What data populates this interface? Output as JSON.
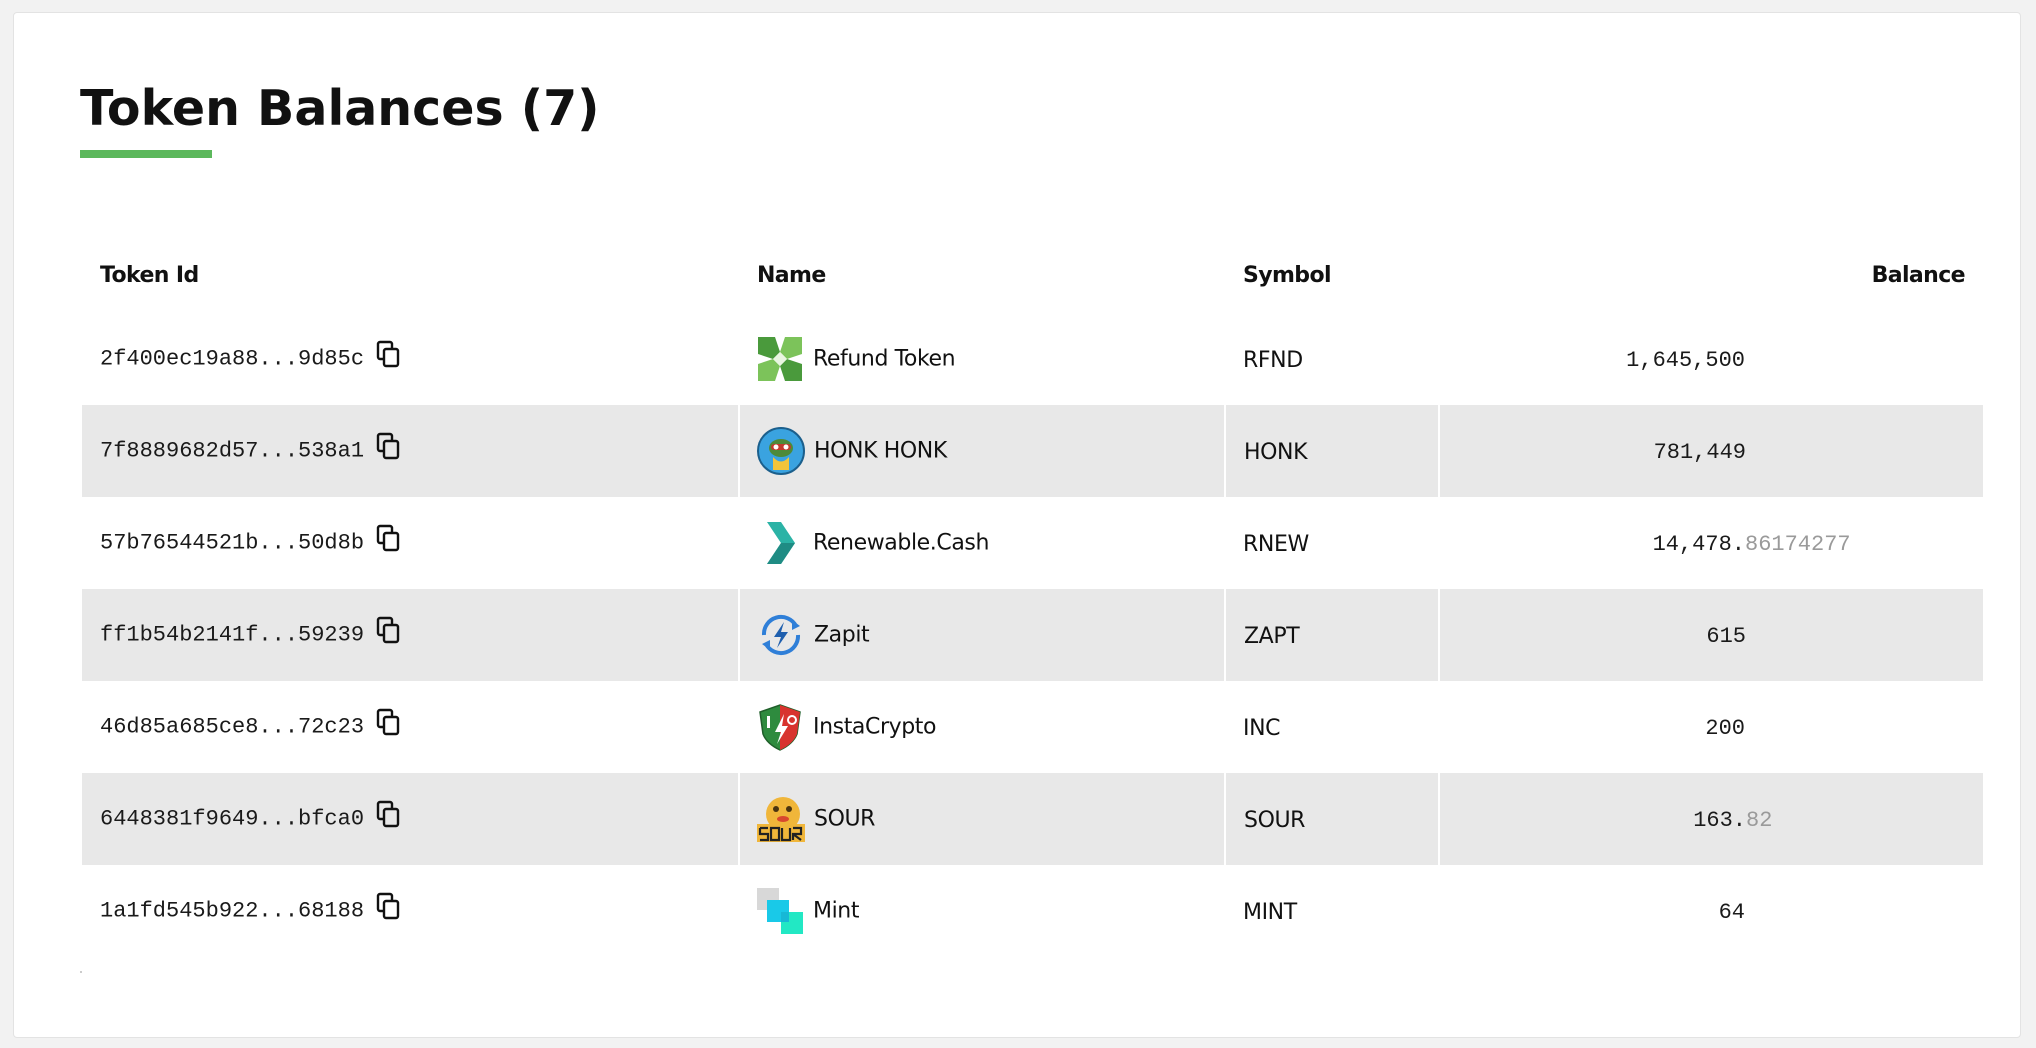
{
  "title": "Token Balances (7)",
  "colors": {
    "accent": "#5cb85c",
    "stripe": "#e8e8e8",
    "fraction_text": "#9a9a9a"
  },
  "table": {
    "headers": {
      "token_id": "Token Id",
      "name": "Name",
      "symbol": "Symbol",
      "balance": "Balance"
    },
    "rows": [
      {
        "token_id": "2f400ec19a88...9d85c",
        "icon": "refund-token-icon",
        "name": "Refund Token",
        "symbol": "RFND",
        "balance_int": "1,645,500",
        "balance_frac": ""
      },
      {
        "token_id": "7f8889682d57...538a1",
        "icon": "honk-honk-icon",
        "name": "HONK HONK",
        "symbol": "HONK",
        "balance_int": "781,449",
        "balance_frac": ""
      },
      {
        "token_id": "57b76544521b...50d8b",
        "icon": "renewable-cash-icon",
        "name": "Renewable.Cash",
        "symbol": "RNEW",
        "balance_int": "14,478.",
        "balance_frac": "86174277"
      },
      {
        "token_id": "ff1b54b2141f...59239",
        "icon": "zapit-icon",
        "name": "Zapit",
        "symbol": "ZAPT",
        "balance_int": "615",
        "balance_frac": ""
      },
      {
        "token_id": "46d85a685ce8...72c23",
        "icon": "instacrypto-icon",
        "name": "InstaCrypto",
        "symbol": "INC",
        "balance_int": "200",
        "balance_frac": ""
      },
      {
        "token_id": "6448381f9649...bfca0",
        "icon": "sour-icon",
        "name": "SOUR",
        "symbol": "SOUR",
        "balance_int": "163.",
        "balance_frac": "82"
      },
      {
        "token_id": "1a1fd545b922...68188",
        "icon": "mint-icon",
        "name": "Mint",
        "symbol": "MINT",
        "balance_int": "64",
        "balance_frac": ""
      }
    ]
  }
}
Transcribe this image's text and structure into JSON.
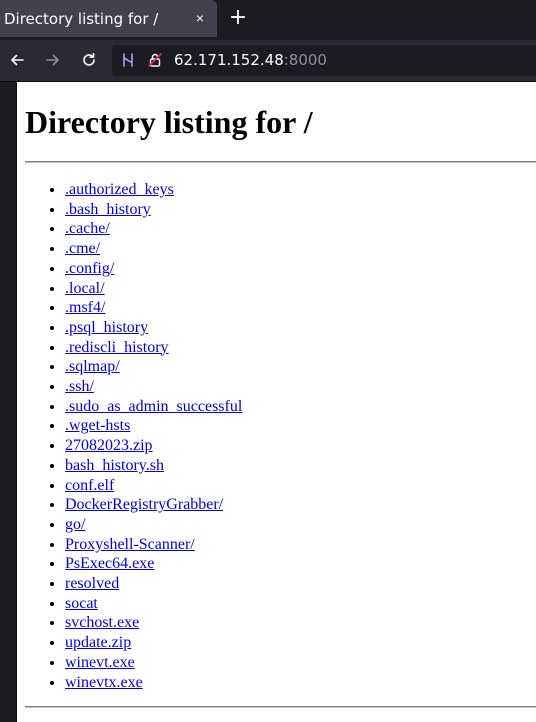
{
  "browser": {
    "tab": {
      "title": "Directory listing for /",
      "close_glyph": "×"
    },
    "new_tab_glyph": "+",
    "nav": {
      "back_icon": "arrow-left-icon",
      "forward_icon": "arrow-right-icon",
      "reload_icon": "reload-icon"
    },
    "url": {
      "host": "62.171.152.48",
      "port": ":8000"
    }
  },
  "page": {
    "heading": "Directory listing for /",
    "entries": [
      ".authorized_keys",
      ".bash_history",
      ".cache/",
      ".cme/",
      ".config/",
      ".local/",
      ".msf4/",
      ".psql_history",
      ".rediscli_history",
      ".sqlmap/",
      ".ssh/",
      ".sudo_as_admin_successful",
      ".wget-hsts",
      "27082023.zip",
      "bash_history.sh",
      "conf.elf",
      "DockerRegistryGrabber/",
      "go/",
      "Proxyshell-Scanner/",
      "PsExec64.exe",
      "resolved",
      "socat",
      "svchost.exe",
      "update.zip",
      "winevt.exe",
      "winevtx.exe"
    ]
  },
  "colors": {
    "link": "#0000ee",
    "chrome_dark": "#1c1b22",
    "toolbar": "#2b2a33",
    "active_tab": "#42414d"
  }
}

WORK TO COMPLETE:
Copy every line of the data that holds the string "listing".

TASK ANSWER:
      "title": "Directory listing for /",
    "heading": "Directory listing for /",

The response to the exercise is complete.